-- Exercise description --
Retype the listing that follows without a single change.

===============

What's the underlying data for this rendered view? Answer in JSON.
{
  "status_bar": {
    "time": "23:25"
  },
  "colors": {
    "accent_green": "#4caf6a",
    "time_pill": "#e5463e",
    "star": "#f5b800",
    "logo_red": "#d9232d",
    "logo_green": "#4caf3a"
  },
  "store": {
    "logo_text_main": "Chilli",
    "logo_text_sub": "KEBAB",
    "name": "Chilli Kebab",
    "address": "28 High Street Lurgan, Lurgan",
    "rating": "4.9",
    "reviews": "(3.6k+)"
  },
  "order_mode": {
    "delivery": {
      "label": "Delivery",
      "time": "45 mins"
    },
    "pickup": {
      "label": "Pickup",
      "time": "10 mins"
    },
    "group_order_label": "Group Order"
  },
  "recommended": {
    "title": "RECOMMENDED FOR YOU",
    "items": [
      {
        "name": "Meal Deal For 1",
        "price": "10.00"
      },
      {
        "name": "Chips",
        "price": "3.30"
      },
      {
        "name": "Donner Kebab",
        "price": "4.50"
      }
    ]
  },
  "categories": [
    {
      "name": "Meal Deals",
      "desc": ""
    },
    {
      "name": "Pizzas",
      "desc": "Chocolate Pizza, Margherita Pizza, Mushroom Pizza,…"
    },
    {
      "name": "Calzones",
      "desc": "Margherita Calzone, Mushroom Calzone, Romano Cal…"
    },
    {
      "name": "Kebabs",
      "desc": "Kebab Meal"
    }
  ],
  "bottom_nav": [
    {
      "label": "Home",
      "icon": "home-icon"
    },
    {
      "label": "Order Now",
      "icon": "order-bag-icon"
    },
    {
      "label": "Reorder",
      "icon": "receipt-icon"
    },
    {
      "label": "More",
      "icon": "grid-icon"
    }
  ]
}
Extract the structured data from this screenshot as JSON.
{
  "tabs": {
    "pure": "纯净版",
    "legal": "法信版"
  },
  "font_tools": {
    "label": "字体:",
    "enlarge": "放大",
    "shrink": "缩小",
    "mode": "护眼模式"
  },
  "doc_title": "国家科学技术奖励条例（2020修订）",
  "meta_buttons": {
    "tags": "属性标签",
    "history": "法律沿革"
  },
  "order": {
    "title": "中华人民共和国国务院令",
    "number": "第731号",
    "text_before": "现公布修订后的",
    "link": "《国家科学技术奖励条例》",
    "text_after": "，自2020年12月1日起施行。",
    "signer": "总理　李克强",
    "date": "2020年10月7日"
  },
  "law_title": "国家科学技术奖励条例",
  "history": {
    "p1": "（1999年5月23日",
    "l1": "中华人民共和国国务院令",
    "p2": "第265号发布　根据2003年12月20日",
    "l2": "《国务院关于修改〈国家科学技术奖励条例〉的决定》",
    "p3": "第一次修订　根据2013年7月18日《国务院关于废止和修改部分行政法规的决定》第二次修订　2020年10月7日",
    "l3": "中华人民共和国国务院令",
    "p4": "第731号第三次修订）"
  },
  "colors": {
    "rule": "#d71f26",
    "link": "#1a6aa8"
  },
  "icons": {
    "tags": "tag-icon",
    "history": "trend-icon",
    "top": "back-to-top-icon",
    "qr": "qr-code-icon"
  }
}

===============

-- Task response --
What's the underlying data for this rendered view? Answer in JSON.
{
  "status_bar": {
    "time": "23:25"
  },
  "colors": {
    "accent_green": "#4caf6a",
    "time_pill": "#e5463e",
    "star": "#f5b800",
    "logo_red": "#d9232d",
    "logo_green": "#4caf3a"
  },
  "store": {
    "logo_text_main": "Chilli",
    "logo_text_sub": "KEBAB",
    "name": "Chilli Kebab",
    "address": "28 High Street Lurgan, Lurgan",
    "rating": "4.9",
    "reviews": "(3.6k+)"
  },
  "order_mode": {
    "delivery": {
      "label": "Delivery",
      "time": "45 mins"
    },
    "pickup": {
      "label": "Pickup",
      "time": "10 mins"
    },
    "group_order_label": "Group Order"
  },
  "recommended": {
    "title": "RECOMMENDED FOR YOU",
    "items": [
      {
        "name": "Meal Deal For 1",
        "price": "10.00"
      },
      {
        "name": "Chips",
        "price": "3.30"
      },
      {
        "name": "Donner Kebab",
        "price": "4.50"
      }
    ]
  },
  "categories": [
    {
      "name": "Meal Deals",
      "desc": ""
    },
    {
      "name": "Pizzas",
      "desc": "Chocolate Pizza, Margherita Pizza, Mushroom Pizza,…"
    },
    {
      "name": "Calzones",
      "desc": "Margherita Calzone, Mushroom Calzone, Romano Cal…"
    },
    {
      "name": "Kebabs",
      "desc": "Kebab Meal"
    }
  ],
  "bottom_nav": [
    {
      "label": "Home",
      "icon": "home-icon"
    },
    {
      "label": "Order Now",
      "icon": "order-bag-icon"
    },
    {
      "label": "Reorder",
      "icon": "receipt-icon"
    },
    {
      "label": "More",
      "icon": "grid-icon"
    }
  ]
}
Extract the structured data from this screenshot as JSON.
{
  "tabs": {
    "pure": "纯净版",
    "legal": "法信版"
  },
  "font_tools": {
    "label": "字体:",
    "enlarge": "放大",
    "shrink": "缩小",
    "mode": "护眼模式"
  },
  "doc_title": "国家科学技术奖励条例（2020修订）",
  "meta_buttons": {
    "tags": "属性标签",
    "history": "法律沿革"
  },
  "order": {
    "title": "中华人民共和国国务院令",
    "number": "第731号",
    "text_before": "现公布修订后的",
    "link": "《国家科学技术奖励条例》",
    "text_after": "，自2020年12月1日起施行。",
    "signer": "总理　李克强",
    "date": "2020年10月7日"
  },
  "law_title": "国家科学技术奖励条例",
  "history": {
    "p1": "（1999年5月23日",
    "l1": "中华人民共和国国务院令",
    "p2": "第265号发布　根据2003年12月20日",
    "l2": "《国务院关于修改〈国家科学技术奖励条例〉的决定》",
    "p3": "第一次修订　根据2013年7月18日《国务院关于废止和修改部分行政法规的决定》第二次修订　2020年10月7日",
    "l3": "中华人民共和国国务院令",
    "p4": "第731号第三次修订）"
  },
  "colors": {
    "rule": "#d71f26",
    "link": "#1a6aa8"
  },
  "icons": {
    "tags": "tag-icon",
    "history": "trend-icon",
    "top": "back-to-top-icon",
    "qr": "qr-code-icon"
  }
}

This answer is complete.